▶ _Exercise requirements_
In the listing that follows, how many lines include the string "laurenhotung"? Reply with only the number.

═══ Input data ═══

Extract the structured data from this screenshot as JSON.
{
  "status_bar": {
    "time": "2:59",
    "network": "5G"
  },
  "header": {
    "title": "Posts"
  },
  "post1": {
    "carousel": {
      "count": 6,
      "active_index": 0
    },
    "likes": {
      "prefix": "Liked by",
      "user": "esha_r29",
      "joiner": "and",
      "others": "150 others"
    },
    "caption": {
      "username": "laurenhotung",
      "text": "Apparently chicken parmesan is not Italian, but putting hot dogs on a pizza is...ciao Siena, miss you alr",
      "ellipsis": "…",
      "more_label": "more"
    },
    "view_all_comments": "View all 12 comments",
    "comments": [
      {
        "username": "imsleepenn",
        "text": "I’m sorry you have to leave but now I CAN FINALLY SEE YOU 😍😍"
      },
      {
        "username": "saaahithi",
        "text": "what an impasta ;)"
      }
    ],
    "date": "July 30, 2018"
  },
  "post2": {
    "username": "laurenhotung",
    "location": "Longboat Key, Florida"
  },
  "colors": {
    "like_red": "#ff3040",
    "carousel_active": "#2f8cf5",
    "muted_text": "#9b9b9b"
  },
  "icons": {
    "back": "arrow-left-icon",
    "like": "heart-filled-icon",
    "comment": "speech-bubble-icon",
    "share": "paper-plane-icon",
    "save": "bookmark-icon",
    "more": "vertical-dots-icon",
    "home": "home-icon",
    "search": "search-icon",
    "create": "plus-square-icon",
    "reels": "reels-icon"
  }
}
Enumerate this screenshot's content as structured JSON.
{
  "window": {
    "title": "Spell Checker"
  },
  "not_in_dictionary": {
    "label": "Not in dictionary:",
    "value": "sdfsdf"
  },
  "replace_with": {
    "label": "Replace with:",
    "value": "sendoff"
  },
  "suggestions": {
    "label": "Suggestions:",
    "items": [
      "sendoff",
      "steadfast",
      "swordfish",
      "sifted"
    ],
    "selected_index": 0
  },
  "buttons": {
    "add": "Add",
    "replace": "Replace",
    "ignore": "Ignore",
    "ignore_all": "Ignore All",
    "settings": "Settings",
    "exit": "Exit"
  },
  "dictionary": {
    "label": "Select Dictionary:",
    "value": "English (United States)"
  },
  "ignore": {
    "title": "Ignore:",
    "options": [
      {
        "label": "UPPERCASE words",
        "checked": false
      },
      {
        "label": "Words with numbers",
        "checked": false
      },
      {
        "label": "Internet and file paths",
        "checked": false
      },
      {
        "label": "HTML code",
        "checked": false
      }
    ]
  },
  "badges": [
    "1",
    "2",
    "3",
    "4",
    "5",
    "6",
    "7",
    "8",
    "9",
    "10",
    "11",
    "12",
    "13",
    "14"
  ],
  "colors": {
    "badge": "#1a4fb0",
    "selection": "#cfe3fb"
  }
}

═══

▶ _Output for this exercise_
2